━━ Material for the task ━━

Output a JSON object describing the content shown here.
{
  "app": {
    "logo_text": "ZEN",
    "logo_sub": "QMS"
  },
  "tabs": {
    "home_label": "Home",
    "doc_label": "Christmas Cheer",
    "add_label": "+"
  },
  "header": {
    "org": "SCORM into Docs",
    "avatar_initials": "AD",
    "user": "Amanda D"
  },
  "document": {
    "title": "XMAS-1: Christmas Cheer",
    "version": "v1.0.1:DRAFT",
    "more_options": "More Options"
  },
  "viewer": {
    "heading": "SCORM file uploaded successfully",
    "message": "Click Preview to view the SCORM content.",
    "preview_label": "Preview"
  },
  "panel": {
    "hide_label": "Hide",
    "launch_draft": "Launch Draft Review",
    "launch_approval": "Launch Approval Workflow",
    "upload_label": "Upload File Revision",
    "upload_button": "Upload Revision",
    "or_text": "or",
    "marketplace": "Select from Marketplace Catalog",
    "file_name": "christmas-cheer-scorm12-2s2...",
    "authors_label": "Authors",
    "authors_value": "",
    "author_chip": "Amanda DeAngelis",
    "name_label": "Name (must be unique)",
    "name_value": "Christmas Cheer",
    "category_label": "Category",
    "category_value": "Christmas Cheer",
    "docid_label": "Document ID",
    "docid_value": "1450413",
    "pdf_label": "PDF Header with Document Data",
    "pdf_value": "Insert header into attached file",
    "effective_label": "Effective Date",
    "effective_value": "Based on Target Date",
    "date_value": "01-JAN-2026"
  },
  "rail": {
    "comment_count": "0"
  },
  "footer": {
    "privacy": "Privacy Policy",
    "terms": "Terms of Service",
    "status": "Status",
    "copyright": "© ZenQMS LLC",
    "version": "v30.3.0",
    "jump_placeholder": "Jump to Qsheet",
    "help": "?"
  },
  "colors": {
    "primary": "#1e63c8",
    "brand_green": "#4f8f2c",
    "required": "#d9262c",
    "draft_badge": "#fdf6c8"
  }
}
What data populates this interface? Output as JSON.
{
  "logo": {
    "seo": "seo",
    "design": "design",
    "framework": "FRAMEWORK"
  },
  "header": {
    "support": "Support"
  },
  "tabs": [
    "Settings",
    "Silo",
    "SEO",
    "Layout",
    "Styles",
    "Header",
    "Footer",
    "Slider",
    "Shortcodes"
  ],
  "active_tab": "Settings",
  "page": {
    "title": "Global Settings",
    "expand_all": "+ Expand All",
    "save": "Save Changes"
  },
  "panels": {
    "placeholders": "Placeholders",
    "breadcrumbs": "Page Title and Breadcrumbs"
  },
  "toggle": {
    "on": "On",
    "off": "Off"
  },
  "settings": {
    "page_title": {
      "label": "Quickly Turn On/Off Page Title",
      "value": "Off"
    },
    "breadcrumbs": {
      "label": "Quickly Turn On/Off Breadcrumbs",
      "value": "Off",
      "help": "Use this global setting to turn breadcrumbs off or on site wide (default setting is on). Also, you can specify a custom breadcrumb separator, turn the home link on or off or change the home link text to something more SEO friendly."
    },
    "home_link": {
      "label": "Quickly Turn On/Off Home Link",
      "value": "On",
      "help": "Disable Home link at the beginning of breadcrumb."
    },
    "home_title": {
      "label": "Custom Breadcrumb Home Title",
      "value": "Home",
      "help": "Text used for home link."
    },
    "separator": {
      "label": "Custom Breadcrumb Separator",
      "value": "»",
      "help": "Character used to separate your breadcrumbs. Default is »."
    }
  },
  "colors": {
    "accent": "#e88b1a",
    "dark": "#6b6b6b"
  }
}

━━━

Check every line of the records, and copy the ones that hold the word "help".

    "help": "?"
      "help": "Use this global setting to turn breadcrumbs off or on site wide (default setting is on). Also, you can specify a custom breadcrumb separator, turn the home link on or off or change the home link text to something more SEO friendly."
      "help": "Disable Home link at the beginning of breadcrumb."
      "help": "Text used for home link."
      "help": "Character used to separate your breadcrumbs. Default is »."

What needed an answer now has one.